You are here

Stanford arches

The New Tax Act's Impact on Charitable Giving

The American Taxpayer Relief Act of 2012, enacted by Congress in January 2013, preserves existing tax rates for most Americans, while introducing higher rates for those with the largest incomes. The Act also includes important tax advantages for those who make charitable gifts from retirement plans. Remember Stanford spoke with tax and estate planning attorney John Hopkins, '54, JD '57, recently retired from San Jose's Hopkins & Carley, to learn just how the new Act will affect charitable giving.

Q: The Act includes incentives for lifetime charitable gifts for individuals who are over the age of 70 ½ and are taking required minimum distributions from their Individual Retirement Accounts (IRAs). The law allows the individual to make gifts directly from his or her IRA to charity. How does that work?

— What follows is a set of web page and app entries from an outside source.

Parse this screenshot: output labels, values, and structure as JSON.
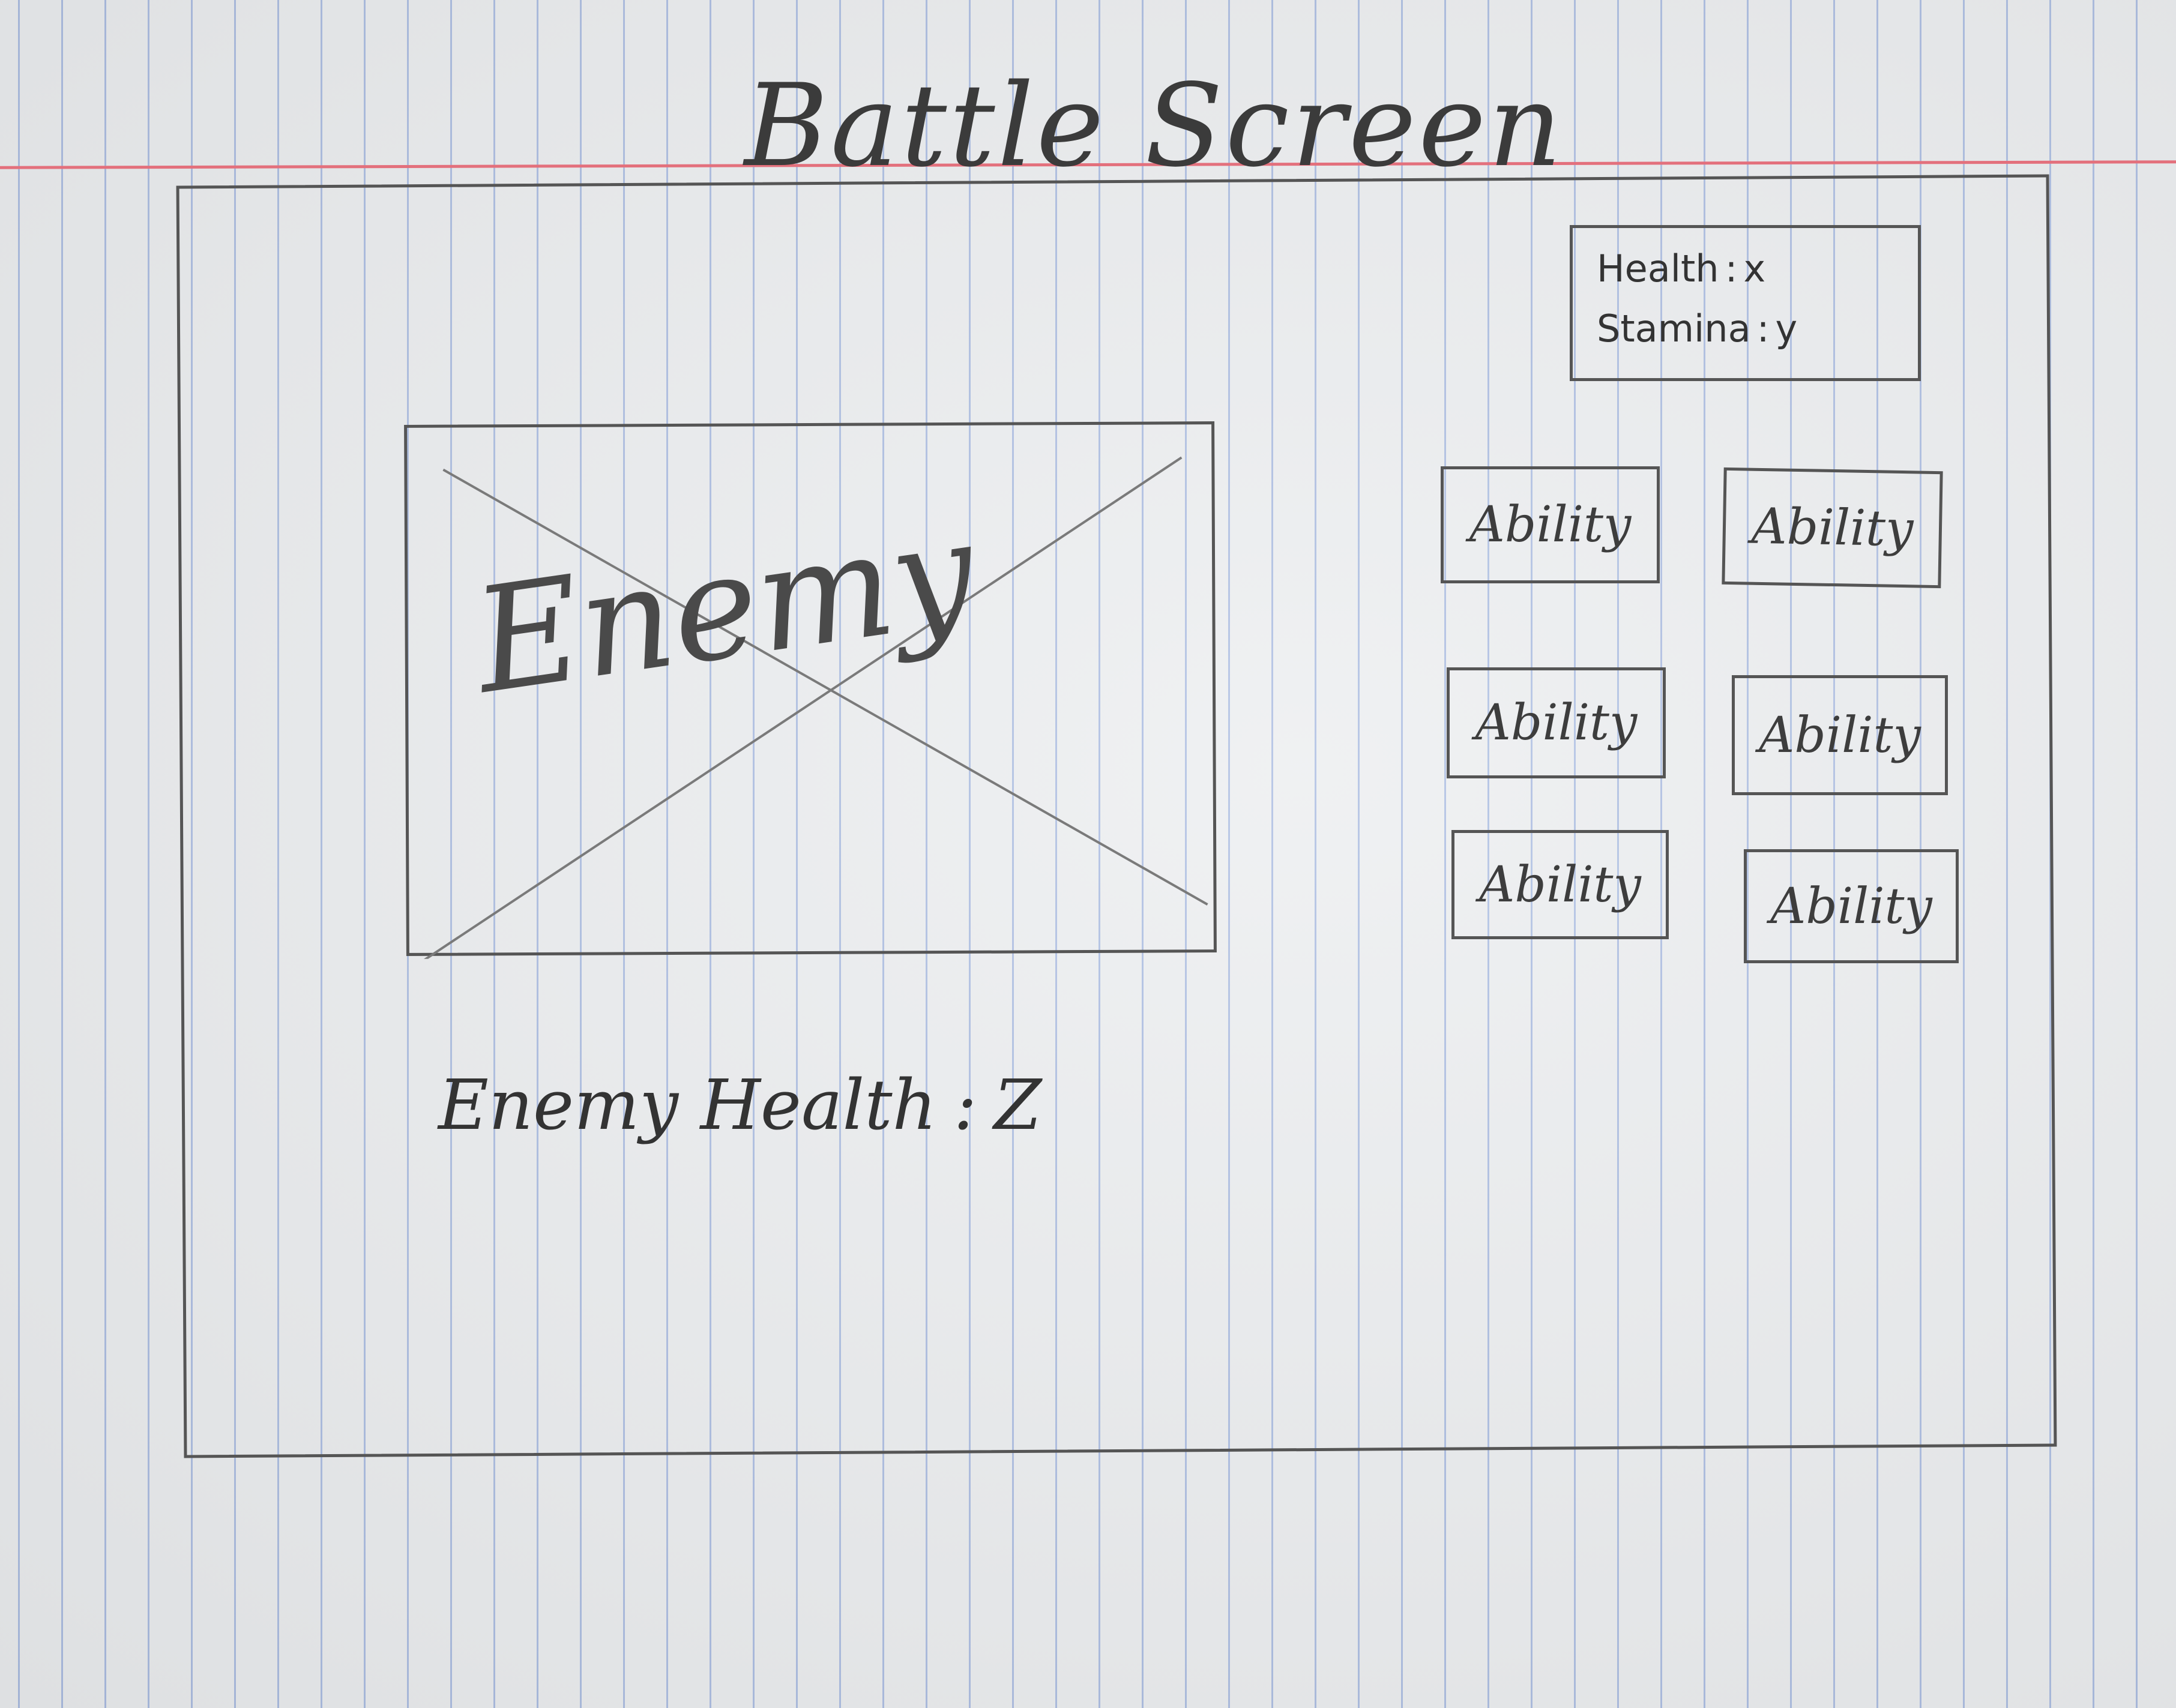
{
  "screen": {
    "title": "Battle Screen"
  },
  "player_stats": {
    "health_label": "Health",
    "health_value": "x",
    "stamina_label": "Stamina",
    "stamina_value": "y",
    "separator": ":"
  },
  "enemy": {
    "image_label": "Enemy",
    "health_label": "Enemy Health",
    "health_value": "Z",
    "separator": ":"
  },
  "abilities": [
    {
      "label": "Ability"
    },
    {
      "label": "Ability"
    },
    {
      "label": "Ability"
    },
    {
      "label": "Ability"
    },
    {
      "label": "Ability"
    },
    {
      "label": "Ability"
    }
  ],
  "colors": {
    "paper": "#eceef0",
    "rule_line": "#7896d7",
    "margin_line": "#e3707c",
    "pencil": "#555555"
  }
}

A: Known as an "IRA charitable rollover," this is an excellent way to make a gift to charity. The act allows Americans who are 70 ½ or older and are taking their required minimum distributions from their IRA--all of which is taxable income to them--to instead transfer up to $100,000 from an IRA directly to a charity, such as Stanford, tax-free. The distribution will not be included in their adjusted gross income, and that can result in significant tax savings. In many cases this will enable the taxpayer to avoid higher tax brackets and the possible reduction of itemized deductions in those brackets. This option expires on Dec. 31, 2013, but Congress could act to extend this provision for future years.

Q: The Act increased capital gains tax rates for individuals with higher incomes. How might that impact charitable giving?

A: Higher capital gains tax rates create a greater incentive to use appreciated assets to make charitable gifts. If you have an asset that is highly appreciated, such as stock, and you sell the asset, typically you must pay capital gains tax on the amount of appreciation. If you give the appreciated asset to a charity, generally you are entitled to a charitable income tax deduction for the full market value and, when the charity sells the asset, it will not owe capital gains tax. The charity can then use the full proceeds for the purpose you designate. People who are interested in making a gift to charity and also receiving an income should consider using appreciated assets to establish a charitable gift annuity or charitable remainder trust. The donor receives the benefit of a tax deduction for part of the value of his or her gift as well as an income based on the full value of the assets.

Q: The Act had provisions about the estate tax exemption. What do these mean for charities?

A: The estate tax exemption of $5 million for an individual that was in effect for 2011 and 2012, indexed for inflation, has been adopted and will continue to be indexed for inflation. For 2013, the individual exemption is $5.25 million and a couple, with proper planning, can transfer $10.5 million free of estate tax. With more certainty about estate taxes, people are better informed to be able to think about their estate plans and the amounts they want to leave to loved ones and friends, as well as a legacy they might want to provide for charities that are important to them.

Q: There are some new limitations on itemized deductions. How could those limitations, and the higher income tax rates, affect giving?

A: The Act revived the "Pease limitation," which reduces the amount of itemized deductions that certain taxpayers are allowed. Despite some press that the limitations might negatively impact charitable giving, that is not likely, because taxpayers who would be subject to this rule will almost always find that their charitable contribution deductions are not affected. Most Americans have other itemized deductions—such as state income tax, home mortgage interest, or property tax—that will absorb the itemized deduction limitations, and the taxpayer can still take the charitable deduction in full. In fact, the higher income tax rates for the top brackets mean that the charitable deduction is even more valuable now, because those dollars would be taxed at a higher rate if they didn't go to charity. The most negative impact of the Pease limitation is that it has confused many people—those who are not steeped in the tax code. That's why it's a good idea to talk to your tax advisor.

Q: Do you think the Act will have a positive effect overall on charitable giving?

A: Many of the changes to estate and income tax rates will bring more certainty for planning, which will allow people to create thoughtful estate plans, often including provisions for charities like Stanford. The higher income and capital gains tax rates and the extension of the IRA charitable rollover should make charitable gifts more attractive to many people from a tax perspective.

Please note: this article is not intended as legal or financial advice. Please consult your advisors. If you have questions about charitable giving or planned gifts, contact Stanford's Office of Planned Giving.

Print